◆ **INSTRUCTIONS TO FOLLOW**:
Look through the listing below for lines containing "selected". State how many there are, and nothing else.

◆ **LISTED ENTRIES**:

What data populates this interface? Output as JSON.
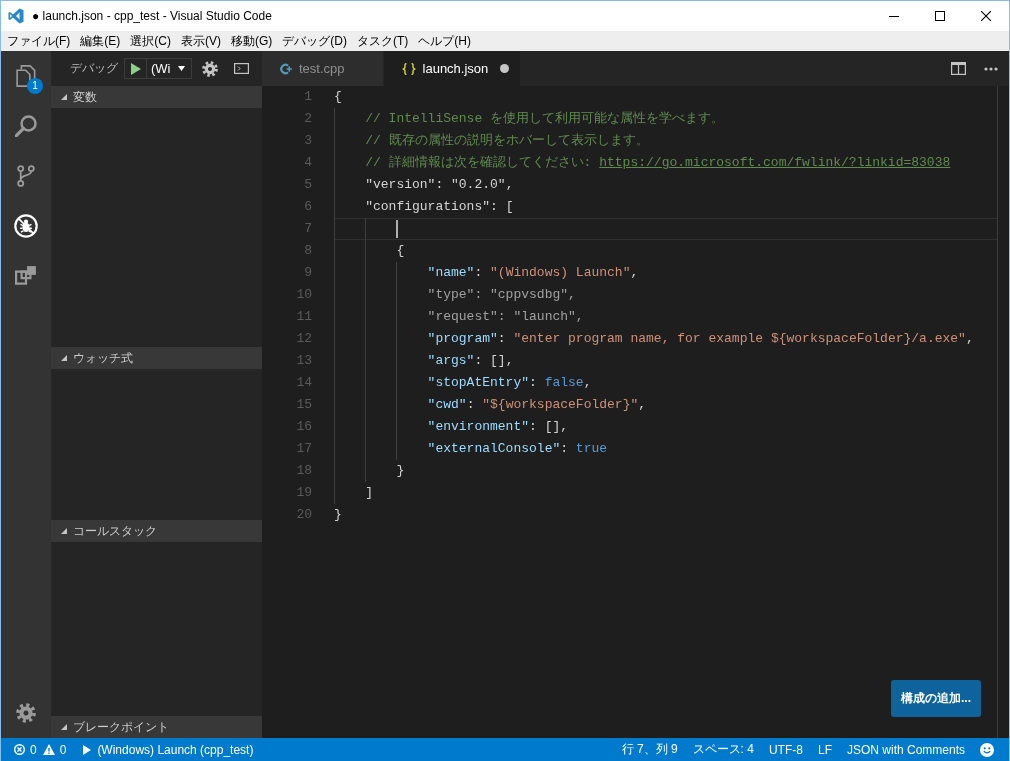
{
  "window": {
    "title": "● launch.json - cpp_test - Visual Studio Code"
  },
  "menu": [
    "ファイル(F)",
    "編集(E)",
    "選択(C)",
    "表示(V)",
    "移動(G)",
    "デバッグ(D)",
    "タスク(T)",
    "ヘルプ(H)"
  ],
  "activity_bar": {
    "items": [
      {
        "kind": "files",
        "selected": false,
        "badge": "1"
      },
      {
        "kind": "search",
        "selected": false
      },
      {
        "kind": "source-control",
        "selected": false
      },
      {
        "kind": "debug",
        "selected": true
      },
      {
        "kind": "extensions",
        "selected": false
      }
    ]
  },
  "sidebar": {
    "title": "デバッグ",
    "configuration": "(Wi",
    "sections": [
      {
        "title": "変数",
        "expanded": true
      },
      {
        "title": "ウォッチ式",
        "expanded": true
      },
      {
        "title": "コールスタック",
        "expanded": true
      },
      {
        "title": "ブレークポイント",
        "expanded": true
      }
    ]
  },
  "tabs": [
    {
      "label": "test.cpp",
      "kind": "cpp",
      "selected": false,
      "dirty": false
    },
    {
      "label": "launch.json",
      "kind": "json",
      "selected": true,
      "dirty": true
    }
  ],
  "editor": {
    "lines": [
      {
        "number": "1",
        "current": false,
        "tokens": [
          {
            "kind": "plain",
            "text": "{"
          }
        ],
        "children": [
          {
            "number": "2",
            "current": false,
            "tokens": [
              {
                "kind": "comment",
                "text": "// IntelliSense を使用して利用可能な属性を学べます。"
              }
            ]
          },
          {
            "number": "3",
            "current": false,
            "tokens": [
              {
                "kind": "comment",
                "text": "// 既存の属性の説明をホバーして表示します。"
              }
            ]
          },
          {
            "number": "4",
            "current": false,
            "tokens": [
              {
                "kind": "comment",
                "text": "// 詳細情報は次を確認してください: "
              },
              {
                "kind": "link",
                "text": "https://go.microsoft.com/fwlink/?linkid=83038"
              }
            ]
          },
          {
            "number": "5",
            "current": false,
            "tokens": [
              {
                "kind": "plain",
                "text": "\"version\": \"0.2.0\","
              }
            ]
          },
          {
            "number": "6",
            "current": false,
            "tokens": [
              {
                "kind": "plain",
                "text": "\"configurations\": ["
              }
            ],
            "children": [
              {
                "number": "7",
                "current": true
              },
              {
                "number": "8",
                "current": false,
                "tokens": [
                  {
                    "kind": "plain",
                    "text": "{"
                  }
                ],
                "children": [
                  {
                    "number": "9",
                    "current": false,
                    "tokens": [
                      {
                        "kind": "key",
                        "text": "\"name\""
                      },
                      {
                        "kind": "plain",
                        "text": ": "
                      },
                      {
                        "kind": "string",
                        "text": "\"(Windows) Launch\""
                      },
                      {
                        "kind": "plain",
                        "text": ","
                      }
                    ]
                  },
                  {
                    "number": "10",
                    "current": false,
                    "tokens": [
                      {
                        "kind": "dim",
                        "text": "\"type\": \"cppvsdbg\","
                      }
                    ]
                  },
                  {
                    "number": "11",
                    "current": false,
                    "tokens": [
                      {
                        "kind": "dim",
                        "text": "\"request\": \"launch\","
                      }
                    ]
                  },
                  {
                    "number": "12",
                    "current": false,
                    "tokens": [
                      {
                        "kind": "key",
                        "text": "\"program\""
                      },
                      {
                        "kind": "plain",
                        "text": ": "
                      },
                      {
                        "kind": "string",
                        "text": "\"enter program name, for example ${workspaceFolder}/a.exe\""
                      },
                      {
                        "kind": "plain",
                        "text": ","
                      }
                    ]
                  },
                  {
                    "number": "13",
                    "current": false,
                    "tokens": [
                      {
                        "kind": "key",
                        "text": "\"args\""
                      },
                      {
                        "kind": "plain",
                        "text": ": [],"
                      }
                    ]
                  },
                  {
                    "number": "14",
                    "current": false,
                    "tokens": [
                      {
                        "kind": "key",
                        "text": "\"stopAtEntry\""
                      },
                      {
                        "kind": "plain",
                        "text": ": "
                      },
                      {
                        "kind": "keyword",
                        "text": "false"
                      },
                      {
                        "kind": "plain",
                        "text": ","
                      }
                    ]
                  },
                  {
                    "number": "15",
                    "current": false,
                    "tokens": [
                      {
                        "kind": "key",
                        "text": "\"cwd\""
                      },
                      {
                        "kind": "plain",
                        "text": ": "
                      },
                      {
                        "kind": "string",
                        "text": "\"${workspaceFolder}\""
                      },
                      {
                        "kind": "plain",
                        "text": ","
                      }
                    ]
                  },
                  {
                    "number": "16",
                    "current": false,
                    "tokens": [
                      {
                        "kind": "key",
                        "text": "\"environment\""
                      },
                      {
                        "kind": "plain",
                        "text": ": [],"
                      }
                    ]
                  },
                  {
                    "number": "17",
                    "current": false,
                    "tokens": [
                      {
                        "kind": "key",
                        "text": "\"externalConsole\""
                      },
                      {
                        "kind": "plain",
                        "text": ": "
                      },
                      {
                        "kind": "keyword",
                        "text": "true"
                      }
                    ]
                  }
                ]
              },
              {
                "number": "18",
                "current": false,
                "tokens": [
                  {
                    "kind": "plain",
                    "text": "}"
                  }
                ]
              }
            ]
          },
          {
            "number": "19",
            "current": false,
            "tokens": [
              {
                "kind": "plain",
                "text": "]"
              }
            ]
          }
        ]
      },
      {
        "number": "20",
        "current": false,
        "tokens": [
          {
            "kind": "plain",
            "text": "}"
          }
        ]
      }
    ],
    "add_configuration_button": "構成の追加..."
  },
  "status_bar": {
    "errors": "0",
    "warnings": "0",
    "debug_target": "(Windows) Launch (cpp_test)",
    "items": [
      "行 7、列 9",
      "スペース: 4",
      "UTF-8",
      "LF",
      "JSON with Comments"
    ]
  }
}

◆ **EXPECTED OUTPUT**:
7